Truth is, politicians are just as disconnected from agriculture, just as oblivious to the challenges facing the nation’s food producers as the public at large. We’re all so spoiled by a half century of success in ramping up farm efficiency and producing an affordable, incredibly bountiful food supply that our so-called leaders can’t even rouse themselves to pass an (allegedly) bipartisan farm bill to promote and protect one of the most critical pillars of our national security: The ability to feed ourselves.
We heard endless hours of virulent debate over the negative impact of raising taxes, no matter how minimal or how necessary. But did any of the hundreds of politicians so eagerly grubbing for votes ever bring up the issue of rising food prices? Does anyone think that a spike in the cost of the commodities upon which our food supply depends wouldn’t be ten times worse than forking over a few bucks more to Uncle Sam on April 15?
When one of the most crucial components of our national economy can’t even command a 10-second sound bite, it is shameful, short-sighted and deeply troubling for both animal agriculture and the larger food industry.
As a nation we cannot neglect our investment in agricultural research. We cannot play politics with the need for farm programs. We cannot dismiss the ongoing disappearance of our country’s best farmland to urban sprawl and industrial development.
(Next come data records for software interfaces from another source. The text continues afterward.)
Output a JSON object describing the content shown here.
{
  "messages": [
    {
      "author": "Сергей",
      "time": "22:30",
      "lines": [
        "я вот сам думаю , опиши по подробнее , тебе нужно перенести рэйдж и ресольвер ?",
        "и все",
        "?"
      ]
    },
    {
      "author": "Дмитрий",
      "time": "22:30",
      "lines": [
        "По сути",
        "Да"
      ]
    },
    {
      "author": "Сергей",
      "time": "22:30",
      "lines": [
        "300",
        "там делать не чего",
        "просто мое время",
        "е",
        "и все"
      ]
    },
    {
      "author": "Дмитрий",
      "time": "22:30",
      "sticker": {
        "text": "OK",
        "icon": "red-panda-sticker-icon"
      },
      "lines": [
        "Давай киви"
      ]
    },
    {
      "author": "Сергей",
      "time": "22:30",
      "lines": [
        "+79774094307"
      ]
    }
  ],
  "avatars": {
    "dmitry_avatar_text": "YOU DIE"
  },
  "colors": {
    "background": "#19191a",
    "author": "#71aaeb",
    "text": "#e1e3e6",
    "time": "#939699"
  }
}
And we certainly can’t pretend that it won’t take a monumental investment of time and taxes to sustain our current agricultural productivity, much less recruit, educate and provide entry opportunities for the next generation of producers and growers.
All of that takes strategic positioning, it requires significant funding and it demands a commitment by everyone involved in food production to move agriculture higher up on the national agenda. Maybe in the end, it will take a crisis like none we’ve ever seen to finally make the politicians finally pay attention.
Let’s hope not.
The opinions expressed in this commentary are solely those of Dan Murphy, a veteran food-industry journalist and commentator.